Unbundling Institutional Reform: a Natural Experiment in a Peruvian Textile Cluster, 1988-2008

Matthew Bird (Harvard Business School)
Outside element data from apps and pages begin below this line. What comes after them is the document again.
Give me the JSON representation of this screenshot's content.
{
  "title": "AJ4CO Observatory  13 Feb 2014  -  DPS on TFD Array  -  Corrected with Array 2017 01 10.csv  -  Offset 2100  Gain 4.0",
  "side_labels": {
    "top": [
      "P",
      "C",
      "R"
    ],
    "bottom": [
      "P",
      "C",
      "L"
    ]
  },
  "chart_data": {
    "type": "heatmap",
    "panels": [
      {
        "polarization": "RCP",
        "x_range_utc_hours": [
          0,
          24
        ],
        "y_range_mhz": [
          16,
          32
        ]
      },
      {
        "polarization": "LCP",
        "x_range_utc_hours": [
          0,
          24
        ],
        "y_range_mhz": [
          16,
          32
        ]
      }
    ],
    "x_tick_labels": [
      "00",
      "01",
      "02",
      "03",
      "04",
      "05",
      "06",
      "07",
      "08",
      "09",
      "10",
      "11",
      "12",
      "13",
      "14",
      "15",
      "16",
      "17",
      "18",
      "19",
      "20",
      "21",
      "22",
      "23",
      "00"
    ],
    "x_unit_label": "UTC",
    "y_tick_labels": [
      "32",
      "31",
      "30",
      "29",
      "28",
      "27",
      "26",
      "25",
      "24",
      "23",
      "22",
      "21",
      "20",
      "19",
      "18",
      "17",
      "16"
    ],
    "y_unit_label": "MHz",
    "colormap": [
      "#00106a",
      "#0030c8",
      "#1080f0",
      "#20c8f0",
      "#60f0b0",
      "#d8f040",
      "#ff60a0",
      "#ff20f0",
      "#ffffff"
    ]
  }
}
Abstract: Evidence suggests that at the macro-level property rights have a greater influence on long-run economic performance than contracting institutions. It may be easier for actors to find alternative sources of contract enforcement than it is to defend against a predatory state. However, a micro-level natural experiment in a textile cluster in Lima, Peru indicates otherwise. Following property rights reforms in Peru, a pernicious small-business multiplier effect set in, creating new contract enforcement problems. The leading obstacle to individual firm growth shifted from one of ex ante property rights in the 1980s to ex post contract enforcement in the 2000s. This new context created 'play of the game' problems both between and within firms, which forced entrepreneurs to 'rationally' stay small, preventing them from specializing in order to export and capture gains from trade. At the micro-level, contracting institutions may matter just as much if not more when operating in concert with property rights institutions, indicating that both should be bundled when enacting reforms such as those proposed by the UN Commission for the Legal Empowerment of the Poor. Otherwise, unexpected and pernicious effects may result.